“I spent 10 years of my professional career investigating misconduct of officers,” Boone said. “I believe there are two types of mistakes: mistakes of the heart and mistakes of the head. Those mistakes of the heart? I will terminate you. I have no problem doing it.”
Columbia, South Carolina, Deputy Police Chief Melron Kelly
Kelly is currently the second-in-command at the Columbia, South Carolina, Police Department. He’s served with the department for the past 23 years.
As deputy chief, he is the commander of the Operations, Special Services and Administrative bureaus. Those are in charge of recruiting, patrol and regional divisions, criminal investigations, marketing and media relations.
“I visited St. Louis in July, and I was just impressed with the city,” Kelly said. “The hospitality reminds me of the southern hospitality that we have here. And I see the potential for change and growth. And I want to be a part of that.”
Kelly said that one of the keys to getting a handle on violence in a place like St. Louis is identifying people who are responsible for most of the crimes and making sure they’re held accountable for their actions.
“It’s not a popular decision. It's not something that I take pride in saying. But we do know that there are individuals in our communities that commit the most heinous, violent acts over and over. Those people unfortunately, have to be incarcerated or should be incarcerated for a period of time, in order to bring justice to society and to their victims.”
Empowering young people to stop crime
Kelly pointed to a program in Columbia in which young people were part of the conversation on how they were being treated by police.
“A lot of times, we as adults are in the rooms discussing how we're going to handle or address acts of juvenile violence,” Kelly said. “But how can we best do that if they're not in the room, and they don't have a voice as well? So we initiated that program, and we meet with high school students bimonthly, and we give them a voice in how they're being policed.”
Building trust with the community
Kelly took part in a program in Columbia in which he lived in a neighborhood that was notorious for crime. He said that gave him a more tangible connection with residents.
“Sometimes citizens believe that officers are whisked off into this magical land when they're not working,” Kelly said. “But they saw me when I was working, they saw me at the grocery store. They saw me out for a jog, and just humanizing the profession made things a lot better.”
Wilmington, Delaware, Police Chief Robert Tracy
Since 2017, Tracy has served as chief for the Wilmington Police Department in Delaware. His career includes extensive experience working in the Chicago and New York police departments.
He noted he was the first outside chief to be hired in the city’s history.
“I would love to do this challenge in St. Louis, where we certainly have the violence … that you see each and every day that we had in Wilmington,” Tracy said.

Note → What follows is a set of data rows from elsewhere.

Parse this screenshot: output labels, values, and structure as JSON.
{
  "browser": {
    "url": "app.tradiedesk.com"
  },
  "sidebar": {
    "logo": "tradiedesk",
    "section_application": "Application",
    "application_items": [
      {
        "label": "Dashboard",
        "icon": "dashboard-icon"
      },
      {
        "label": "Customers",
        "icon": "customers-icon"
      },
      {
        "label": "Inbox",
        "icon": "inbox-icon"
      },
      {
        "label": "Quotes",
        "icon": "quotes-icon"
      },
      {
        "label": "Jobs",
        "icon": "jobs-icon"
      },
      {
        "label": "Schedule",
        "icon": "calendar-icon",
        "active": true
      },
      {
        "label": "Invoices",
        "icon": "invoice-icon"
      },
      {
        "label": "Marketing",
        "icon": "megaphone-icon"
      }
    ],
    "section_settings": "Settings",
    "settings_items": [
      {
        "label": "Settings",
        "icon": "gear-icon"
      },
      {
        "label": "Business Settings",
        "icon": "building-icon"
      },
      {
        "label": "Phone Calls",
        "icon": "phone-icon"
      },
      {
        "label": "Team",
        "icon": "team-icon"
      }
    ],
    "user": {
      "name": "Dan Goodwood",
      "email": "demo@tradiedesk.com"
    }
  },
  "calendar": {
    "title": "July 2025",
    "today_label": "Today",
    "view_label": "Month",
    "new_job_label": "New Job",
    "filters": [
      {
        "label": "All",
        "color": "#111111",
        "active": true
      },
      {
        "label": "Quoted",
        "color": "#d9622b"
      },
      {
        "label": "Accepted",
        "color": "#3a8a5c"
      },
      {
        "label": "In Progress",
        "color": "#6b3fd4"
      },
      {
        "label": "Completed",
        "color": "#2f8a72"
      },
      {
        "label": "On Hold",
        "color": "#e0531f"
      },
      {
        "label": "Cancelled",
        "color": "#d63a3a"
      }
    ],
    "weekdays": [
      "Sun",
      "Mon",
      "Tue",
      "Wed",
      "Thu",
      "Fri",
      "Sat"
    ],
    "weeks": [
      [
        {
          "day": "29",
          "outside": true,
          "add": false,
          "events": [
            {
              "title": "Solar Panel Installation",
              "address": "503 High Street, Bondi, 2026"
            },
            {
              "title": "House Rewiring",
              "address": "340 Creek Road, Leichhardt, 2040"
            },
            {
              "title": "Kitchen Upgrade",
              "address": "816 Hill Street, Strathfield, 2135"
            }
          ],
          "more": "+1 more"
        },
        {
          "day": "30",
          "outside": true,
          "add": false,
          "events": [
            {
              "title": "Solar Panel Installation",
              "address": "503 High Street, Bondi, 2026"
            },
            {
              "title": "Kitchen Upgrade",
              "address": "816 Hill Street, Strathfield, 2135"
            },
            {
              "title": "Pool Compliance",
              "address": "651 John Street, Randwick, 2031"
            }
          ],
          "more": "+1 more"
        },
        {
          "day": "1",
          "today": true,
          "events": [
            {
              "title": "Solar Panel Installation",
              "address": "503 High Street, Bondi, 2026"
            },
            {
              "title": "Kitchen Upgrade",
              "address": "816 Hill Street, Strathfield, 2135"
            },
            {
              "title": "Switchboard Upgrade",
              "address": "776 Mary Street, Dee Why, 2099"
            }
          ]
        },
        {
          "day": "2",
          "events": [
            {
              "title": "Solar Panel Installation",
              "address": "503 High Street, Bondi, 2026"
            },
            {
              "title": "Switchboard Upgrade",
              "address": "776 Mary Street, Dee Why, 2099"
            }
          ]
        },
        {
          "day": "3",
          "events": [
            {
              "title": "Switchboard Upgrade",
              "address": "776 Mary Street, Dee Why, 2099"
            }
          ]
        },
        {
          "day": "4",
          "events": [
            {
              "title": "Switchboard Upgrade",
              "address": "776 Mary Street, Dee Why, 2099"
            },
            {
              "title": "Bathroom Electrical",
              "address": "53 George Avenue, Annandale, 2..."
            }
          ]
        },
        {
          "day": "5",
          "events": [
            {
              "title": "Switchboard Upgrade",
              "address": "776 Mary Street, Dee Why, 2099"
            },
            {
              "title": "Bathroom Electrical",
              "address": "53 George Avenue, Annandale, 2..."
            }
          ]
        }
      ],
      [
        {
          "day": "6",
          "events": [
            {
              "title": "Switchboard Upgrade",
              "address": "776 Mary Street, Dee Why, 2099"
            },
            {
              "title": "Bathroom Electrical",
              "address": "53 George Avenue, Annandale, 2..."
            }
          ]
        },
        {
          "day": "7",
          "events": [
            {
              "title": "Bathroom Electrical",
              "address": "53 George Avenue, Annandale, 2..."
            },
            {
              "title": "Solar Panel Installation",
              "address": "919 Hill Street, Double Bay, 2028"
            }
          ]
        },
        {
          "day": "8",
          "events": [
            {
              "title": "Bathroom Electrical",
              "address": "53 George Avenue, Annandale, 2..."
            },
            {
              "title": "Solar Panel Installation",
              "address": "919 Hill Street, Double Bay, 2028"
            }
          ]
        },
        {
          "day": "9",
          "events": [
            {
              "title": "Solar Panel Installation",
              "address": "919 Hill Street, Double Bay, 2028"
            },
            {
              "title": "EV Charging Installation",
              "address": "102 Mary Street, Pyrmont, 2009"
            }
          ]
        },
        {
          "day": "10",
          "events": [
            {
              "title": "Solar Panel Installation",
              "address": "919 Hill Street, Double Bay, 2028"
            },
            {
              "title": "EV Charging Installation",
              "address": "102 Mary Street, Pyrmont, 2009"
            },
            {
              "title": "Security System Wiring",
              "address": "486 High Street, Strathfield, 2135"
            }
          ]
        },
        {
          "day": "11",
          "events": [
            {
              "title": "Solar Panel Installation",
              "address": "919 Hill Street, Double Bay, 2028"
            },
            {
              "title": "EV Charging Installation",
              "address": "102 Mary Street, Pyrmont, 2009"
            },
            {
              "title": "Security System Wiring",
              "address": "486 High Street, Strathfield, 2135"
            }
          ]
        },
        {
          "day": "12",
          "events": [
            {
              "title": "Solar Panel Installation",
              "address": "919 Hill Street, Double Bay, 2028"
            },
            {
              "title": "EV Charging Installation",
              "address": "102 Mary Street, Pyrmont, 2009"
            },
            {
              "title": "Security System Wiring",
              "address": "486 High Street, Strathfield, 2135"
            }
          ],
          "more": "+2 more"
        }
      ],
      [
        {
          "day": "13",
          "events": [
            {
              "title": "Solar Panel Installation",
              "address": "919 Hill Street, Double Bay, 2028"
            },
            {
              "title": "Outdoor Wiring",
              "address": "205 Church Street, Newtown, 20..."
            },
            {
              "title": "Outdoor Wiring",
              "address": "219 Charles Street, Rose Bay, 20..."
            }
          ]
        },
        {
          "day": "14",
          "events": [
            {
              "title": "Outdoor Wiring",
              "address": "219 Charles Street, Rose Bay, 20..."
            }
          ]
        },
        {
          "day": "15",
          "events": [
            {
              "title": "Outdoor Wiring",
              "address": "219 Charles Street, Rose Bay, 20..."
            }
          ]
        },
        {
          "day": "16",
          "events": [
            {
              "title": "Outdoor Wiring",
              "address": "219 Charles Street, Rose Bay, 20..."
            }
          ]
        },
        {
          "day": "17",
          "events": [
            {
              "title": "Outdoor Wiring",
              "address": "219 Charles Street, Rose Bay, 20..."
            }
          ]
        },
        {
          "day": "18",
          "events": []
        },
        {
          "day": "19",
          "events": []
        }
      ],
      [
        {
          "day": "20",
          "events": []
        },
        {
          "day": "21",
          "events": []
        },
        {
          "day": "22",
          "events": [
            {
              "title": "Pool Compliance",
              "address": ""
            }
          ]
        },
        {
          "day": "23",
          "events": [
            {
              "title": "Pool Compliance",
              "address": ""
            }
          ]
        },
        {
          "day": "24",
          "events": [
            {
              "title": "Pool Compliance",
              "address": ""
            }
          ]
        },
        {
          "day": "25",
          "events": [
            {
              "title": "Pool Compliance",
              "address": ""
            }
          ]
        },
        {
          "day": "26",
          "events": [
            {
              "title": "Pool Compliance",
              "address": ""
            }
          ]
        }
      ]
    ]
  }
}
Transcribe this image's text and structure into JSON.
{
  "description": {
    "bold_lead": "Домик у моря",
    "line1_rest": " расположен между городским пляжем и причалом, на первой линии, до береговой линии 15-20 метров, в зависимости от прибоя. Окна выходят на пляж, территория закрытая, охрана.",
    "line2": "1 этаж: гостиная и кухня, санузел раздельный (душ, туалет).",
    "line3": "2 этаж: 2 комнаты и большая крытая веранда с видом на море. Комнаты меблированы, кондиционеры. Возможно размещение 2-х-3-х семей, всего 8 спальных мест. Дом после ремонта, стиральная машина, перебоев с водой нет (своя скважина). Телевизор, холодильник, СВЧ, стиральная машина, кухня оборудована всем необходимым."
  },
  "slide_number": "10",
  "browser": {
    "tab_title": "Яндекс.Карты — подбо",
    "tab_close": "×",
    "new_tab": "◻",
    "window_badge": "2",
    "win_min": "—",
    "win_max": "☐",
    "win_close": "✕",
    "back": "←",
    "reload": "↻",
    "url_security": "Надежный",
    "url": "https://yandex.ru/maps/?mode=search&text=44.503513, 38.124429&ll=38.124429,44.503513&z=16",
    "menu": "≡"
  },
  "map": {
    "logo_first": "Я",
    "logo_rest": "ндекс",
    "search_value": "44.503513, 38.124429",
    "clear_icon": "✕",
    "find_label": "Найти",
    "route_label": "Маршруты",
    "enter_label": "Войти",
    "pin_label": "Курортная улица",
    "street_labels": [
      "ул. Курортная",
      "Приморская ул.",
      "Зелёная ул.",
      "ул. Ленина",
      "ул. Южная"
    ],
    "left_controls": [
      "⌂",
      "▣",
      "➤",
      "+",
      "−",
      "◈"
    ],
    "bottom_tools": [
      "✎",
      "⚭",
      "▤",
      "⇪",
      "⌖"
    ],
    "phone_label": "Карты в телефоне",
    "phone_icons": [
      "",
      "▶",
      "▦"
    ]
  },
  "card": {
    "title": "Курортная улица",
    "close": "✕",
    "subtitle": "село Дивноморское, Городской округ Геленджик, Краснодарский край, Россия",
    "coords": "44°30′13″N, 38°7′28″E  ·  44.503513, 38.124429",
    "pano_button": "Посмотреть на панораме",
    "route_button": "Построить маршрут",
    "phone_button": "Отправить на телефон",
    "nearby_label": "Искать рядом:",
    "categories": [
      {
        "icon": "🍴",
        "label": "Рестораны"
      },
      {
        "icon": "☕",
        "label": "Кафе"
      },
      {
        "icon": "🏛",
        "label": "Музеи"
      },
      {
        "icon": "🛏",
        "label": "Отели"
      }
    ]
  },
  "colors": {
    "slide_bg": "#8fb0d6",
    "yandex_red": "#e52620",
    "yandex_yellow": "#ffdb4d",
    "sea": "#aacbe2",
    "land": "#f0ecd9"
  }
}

Stemming violent crime
Before he arrived as chief, Newsweek ran an article that called Wilmington “Murdertown, USA.” But he said his department was able to reduce violence crime, primarily by establishing trust with residents.
“Because you're building with the community trust, we have clearance rates close to 70% on a homicide,” Tracy said.
Building diversity within the police department
Tracy noted that nearly 80% of the officers in his last recruiting class were African American. He also said he had success in retaining officers, where other departments have struggled.
“The morale is good,” Tracy said. “And these are the things and challenges that I know we have here that we'd like to replicate into the same type of things that we did in Wilmington.”
Improving community trust
Since he wasn’t an internal hire, Tracy noted that he was initially perceived with a lot of skepticism when he became chief.
But now that he’s applying for the top job in St. Louis, Tracy said he’s received messages from scores of people — including members of the religious community — begging him not to depart.
“And I told [the citizens of Wilmington], give me a chance,” Tracy said. “And if I'm not doing what needs to be done in this city to make it a safer community … tell me what I'm missing.”